**Required work**
Write each of the records out again exactly.

_ _ _ _ _ _ _

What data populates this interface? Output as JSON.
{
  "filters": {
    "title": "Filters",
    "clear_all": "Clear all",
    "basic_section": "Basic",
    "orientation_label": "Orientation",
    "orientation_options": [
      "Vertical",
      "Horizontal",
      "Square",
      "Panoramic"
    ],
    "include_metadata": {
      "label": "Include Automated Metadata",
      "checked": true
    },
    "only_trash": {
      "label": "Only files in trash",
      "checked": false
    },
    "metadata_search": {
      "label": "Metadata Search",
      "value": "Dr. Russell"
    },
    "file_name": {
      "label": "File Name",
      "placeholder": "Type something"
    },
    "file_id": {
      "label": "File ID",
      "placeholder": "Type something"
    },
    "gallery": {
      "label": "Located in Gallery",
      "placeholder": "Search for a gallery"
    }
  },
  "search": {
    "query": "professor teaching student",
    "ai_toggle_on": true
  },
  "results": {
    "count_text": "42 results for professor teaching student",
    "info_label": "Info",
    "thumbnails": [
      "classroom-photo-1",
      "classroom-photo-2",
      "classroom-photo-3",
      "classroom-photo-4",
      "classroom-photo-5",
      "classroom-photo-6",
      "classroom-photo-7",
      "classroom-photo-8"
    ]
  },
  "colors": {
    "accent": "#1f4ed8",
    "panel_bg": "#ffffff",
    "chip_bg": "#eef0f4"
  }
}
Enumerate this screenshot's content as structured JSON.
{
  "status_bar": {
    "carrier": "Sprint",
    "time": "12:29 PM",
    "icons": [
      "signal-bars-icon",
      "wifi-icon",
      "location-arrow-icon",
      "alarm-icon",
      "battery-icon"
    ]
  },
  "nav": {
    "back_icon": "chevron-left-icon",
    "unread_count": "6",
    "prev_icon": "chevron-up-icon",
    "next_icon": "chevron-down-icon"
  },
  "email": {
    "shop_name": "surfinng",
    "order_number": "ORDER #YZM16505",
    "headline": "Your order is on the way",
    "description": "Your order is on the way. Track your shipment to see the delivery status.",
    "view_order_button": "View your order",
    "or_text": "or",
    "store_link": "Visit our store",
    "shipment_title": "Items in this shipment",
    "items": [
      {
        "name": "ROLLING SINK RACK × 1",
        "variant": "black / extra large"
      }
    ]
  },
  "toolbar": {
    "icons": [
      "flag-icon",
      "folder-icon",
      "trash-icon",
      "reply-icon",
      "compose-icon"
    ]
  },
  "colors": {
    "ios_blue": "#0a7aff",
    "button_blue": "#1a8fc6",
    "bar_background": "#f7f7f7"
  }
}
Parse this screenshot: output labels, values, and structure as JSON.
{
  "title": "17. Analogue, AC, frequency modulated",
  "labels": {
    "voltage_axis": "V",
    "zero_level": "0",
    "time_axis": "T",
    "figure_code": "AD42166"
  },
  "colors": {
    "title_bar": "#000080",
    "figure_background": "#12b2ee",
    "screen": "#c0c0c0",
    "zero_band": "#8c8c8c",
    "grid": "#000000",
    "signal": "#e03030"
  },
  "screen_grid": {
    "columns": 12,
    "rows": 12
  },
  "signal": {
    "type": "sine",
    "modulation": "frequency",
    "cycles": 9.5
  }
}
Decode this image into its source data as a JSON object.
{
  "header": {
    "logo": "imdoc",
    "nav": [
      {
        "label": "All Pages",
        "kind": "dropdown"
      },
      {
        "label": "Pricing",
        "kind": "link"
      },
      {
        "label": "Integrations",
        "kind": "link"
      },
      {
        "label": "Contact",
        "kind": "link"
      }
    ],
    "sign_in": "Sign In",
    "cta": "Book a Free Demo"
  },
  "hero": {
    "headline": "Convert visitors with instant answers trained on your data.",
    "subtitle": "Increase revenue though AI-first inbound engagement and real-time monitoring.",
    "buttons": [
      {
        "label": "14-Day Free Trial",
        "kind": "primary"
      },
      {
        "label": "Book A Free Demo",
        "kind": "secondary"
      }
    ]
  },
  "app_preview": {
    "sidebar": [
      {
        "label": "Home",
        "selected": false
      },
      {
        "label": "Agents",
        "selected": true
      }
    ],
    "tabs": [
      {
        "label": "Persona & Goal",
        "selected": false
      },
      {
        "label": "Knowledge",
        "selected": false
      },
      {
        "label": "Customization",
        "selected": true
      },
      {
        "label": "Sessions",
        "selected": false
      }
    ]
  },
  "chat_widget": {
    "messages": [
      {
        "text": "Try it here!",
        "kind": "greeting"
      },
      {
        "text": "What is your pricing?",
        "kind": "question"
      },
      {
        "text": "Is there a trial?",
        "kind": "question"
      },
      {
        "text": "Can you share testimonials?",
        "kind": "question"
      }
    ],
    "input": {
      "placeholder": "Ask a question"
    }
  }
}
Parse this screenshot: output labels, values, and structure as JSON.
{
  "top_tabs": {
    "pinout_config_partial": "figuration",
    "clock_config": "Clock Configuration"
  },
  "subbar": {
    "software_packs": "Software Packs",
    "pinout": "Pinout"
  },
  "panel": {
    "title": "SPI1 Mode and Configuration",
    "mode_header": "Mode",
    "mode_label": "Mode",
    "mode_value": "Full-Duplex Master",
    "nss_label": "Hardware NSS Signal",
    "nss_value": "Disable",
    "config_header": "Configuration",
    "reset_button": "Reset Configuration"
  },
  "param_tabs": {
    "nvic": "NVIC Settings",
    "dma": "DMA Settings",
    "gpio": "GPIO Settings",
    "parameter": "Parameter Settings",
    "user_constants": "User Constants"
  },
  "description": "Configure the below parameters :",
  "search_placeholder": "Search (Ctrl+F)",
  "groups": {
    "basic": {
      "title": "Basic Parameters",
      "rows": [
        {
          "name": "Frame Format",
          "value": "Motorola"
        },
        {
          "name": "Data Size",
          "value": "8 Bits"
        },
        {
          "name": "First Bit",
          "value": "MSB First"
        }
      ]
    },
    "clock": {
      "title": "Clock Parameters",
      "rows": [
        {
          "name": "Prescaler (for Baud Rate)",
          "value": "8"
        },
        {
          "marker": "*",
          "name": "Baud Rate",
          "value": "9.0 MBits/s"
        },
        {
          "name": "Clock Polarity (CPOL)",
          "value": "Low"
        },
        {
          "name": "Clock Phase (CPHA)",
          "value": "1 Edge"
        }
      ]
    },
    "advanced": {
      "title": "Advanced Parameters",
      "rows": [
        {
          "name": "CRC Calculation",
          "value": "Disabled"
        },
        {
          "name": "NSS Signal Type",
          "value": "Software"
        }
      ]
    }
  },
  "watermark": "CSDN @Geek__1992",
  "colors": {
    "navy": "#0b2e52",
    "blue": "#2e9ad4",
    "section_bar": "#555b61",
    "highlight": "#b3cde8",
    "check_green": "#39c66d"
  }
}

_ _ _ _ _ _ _

**Output**
What data populates this interface? Output as JSON.
{
  "filters": {
    "title": "Filters",
    "clear_all": "Clear all",
    "basic_section": "Basic",
    "orientation_label": "Orientation",
    "orientation_options": [
      "Vertical",
      "Horizontal",
      "Square",
      "Panoramic"
    ],
    "include_metadata": {
      "label": "Include Automated Metadata",
      "checked": true
    },
    "only_trash": {
      "label": "Only files in trash",
      "checked": false
    },
    "metadata_search": {
      "label": "Metadata Search",
      "value": "Dr. Russell"
    },
    "file_name": {
      "label": "File Name",
      "placeholder": "Type something"
    },
    "file_id": {
      "label": "File ID",
      "placeholder": "Type something"
    },
    "gallery": {
      "label": "Located in Gallery",
      "placeholder": "Search for a gallery"
    }
  },
  "search": {
    "query": "professor teaching student",
    "ai_toggle_on": true
  },
  "results": {
    "count_text": "42 results for professor teaching student",
    "info_label": "Info",
    "thumbnails": [
      "classroom-photo-1",
      "classroom-photo-2",
      "classroom-photo-3",
      "classroom-photo-4",
      "classroom-photo-5",
      "classroom-photo-6",
      "classroom-photo-7",
      "classroom-photo-8"
    ]
  },
  "colors": {
    "accent": "#1f4ed8",
    "panel_bg": "#ffffff",
    "chip_bg": "#eef0f4"
  }
}
Enumerate this screenshot's content as structured JSON.
{
  "status_bar": {
    "carrier": "Sprint",
    "time": "12:29 PM",
    "icons": [
      "signal-bars-icon",
      "wifi-icon",
      "location-arrow-icon",
      "alarm-icon",
      "battery-icon"
    ]
  },
  "nav": {
    "back_icon": "chevron-left-icon",
    "unread_count": "6",
    "prev_icon": "chevron-up-icon",
    "next_icon": "chevron-down-icon"
  },
  "email": {
    "shop_name": "surfinng",
    "order_number": "ORDER #YZM16505",
    "headline": "Your order is on the way",
    "description": "Your order is on the way. Track your shipment to see the delivery status.",
    "view_order_button": "View your order",
    "or_text": "or",
    "store_link": "Visit our store",
    "shipment_title": "Items in this shipment",
    "items": [
      {
        "name": "ROLLING SINK RACK × 1",
        "variant": "black / extra large"
      }
    ]
  },
  "toolbar": {
    "icons": [
      "flag-icon",
      "folder-icon",
      "trash-icon",
      "reply-icon",
      "compose-icon"
    ]
  },
  "colors": {
    "ios_blue": "#0a7aff",
    "button_blue": "#1a8fc6",
    "bar_background": "#f7f7f7"
  }
}
Parse this screenshot: output labels, values, and structure as JSON.
{
  "title": "17. Analogue, AC, frequency modulated",
  "labels": {
    "voltage_axis": "V",
    "zero_level": "0",
    "time_axis": "T",
    "figure_code": "AD42166"
  },
  "colors": {
    "title_bar": "#000080",
    "figure_background": "#12b2ee",
    "screen": "#c0c0c0",
    "zero_band": "#8c8c8c",
    "grid": "#000000",
    "signal": "#e03030"
  },
  "screen_grid": {
    "columns": 12,
    "rows": 12
  },
  "signal": {
    "type": "sine",
    "modulation": "frequency",
    "cycles": 9.5
  }
}
Decode this image into its source data as a JSON object.
{
  "header": {
    "logo": "imdoc",
    "nav": [
      {
        "label": "All Pages",
        "kind": "dropdown"
      },
      {
        "label": "Pricing",
        "kind": "link"
      },
      {
        "label": "Integrations",
        "kind": "link"
      },
      {
        "label": "Contact",
        "kind": "link"
      }
    ],
    "sign_in": "Sign In",
    "cta": "Book a Free Demo"
  },
  "hero": {
    "headline": "Convert visitors with instant answers trained on your data.",
    "subtitle": "Increase revenue though AI-first inbound engagement and real-time monitoring.",
    "buttons": [
      {
        "label": "14-Day Free Trial",
        "kind": "primary"
      },
      {
        "label": "Book A Free Demo",
        "kind": "secondary"
      }
    ]
  },
  "app_preview": {
    "sidebar": [
      {
        "label": "Home",
        "selected": false
      },
      {
        "label": "Agents",
        "selected": true
      }
    ],
    "tabs": [
      {
        "label": "Persona & Goal",
        "selected": false
      },
      {
        "label": "Knowledge",
        "selected": false
      },
      {
        "label": "Customization",
        "selected": true
      },
      {
        "label": "Sessions",
        "selected": false
      }
    ]
  },
  "chat_widget": {
    "messages": [
      {
        "text": "Try it here!",
        "kind": "greeting"
      },
      {
        "text": "What is your pricing?",
        "kind": "question"
      },
      {
        "text": "Is there a trial?",
        "kind": "question"
      },
      {
        "text": "Can you share testimonials?",
        "kind": "question"
      }
    ],
    "input": {
      "placeholder": "Ask a question"
    }
  }
}
Parse this screenshot: output labels, values, and structure as JSON.
{
  "top_tabs": {
    "pinout_config_partial": "figuration",
    "clock_config": "Clock Configuration"
  },
  "subbar": {
    "software_packs": "Software Packs",
    "pinout": "Pinout"
  },
  "panel": {
    "title": "SPI1 Mode and Configuration",
    "mode_header": "Mode",
    "mode_label": "Mode",
    "mode_value": "Full-Duplex Master",
    "nss_label": "Hardware NSS Signal",
    "nss_value": "Disable",
    "config_header": "Configuration",
    "reset_button": "Reset Configuration"
  },
  "param_tabs": {
    "nvic": "NVIC Settings",
    "dma": "DMA Settings",
    "gpio": "GPIO Settings",
    "parameter": "Parameter Settings",
    "user_constants": "User Constants"
  },
  "description": "Configure the below parameters :",
  "search_placeholder": "Search (Ctrl+F)",
  "groups": {
    "basic": {
      "title": "Basic Parameters",
      "rows": [
        {
          "name": "Frame Format",
          "value": "Motorola"
        },
        {
          "name": "Data Size",
          "value": "8 Bits"
        },
        {
          "name": "First Bit",
          "value": "MSB First"
        }
      ]
    },
    "clock": {
      "title": "Clock Parameters",
      "rows": [
        {
          "name": "Prescaler (for Baud Rate)",
          "value": "8"
        },
        {
          "marker": "*",
          "name": "Baud Rate",
          "value": "9.0 MBits/s"
        },
        {
          "name": "Clock Polarity (CPOL)",
          "value": "Low"
        },
        {
          "name": "Clock Phase (CPHA)",
          "value": "1 Edge"
        }
      ]
    },
    "advanced": {
      "title": "Advanced Parameters",
      "rows": [
        {
          "name": "CRC Calculation",
          "value": "Disabled"
        },
        {
          "name": "NSS Signal Type",
          "value": "Software"
        }
      ]
    }
  },
  "watermark": "CSDN @Geek__1992",
  "colors": {
    "navy": "#0b2e52",
    "blue": "#2e9ad4",
    "section_bar": "#555b61",
    "highlight": "#b3cde8",
    "check_green": "#39c66d"
  }
}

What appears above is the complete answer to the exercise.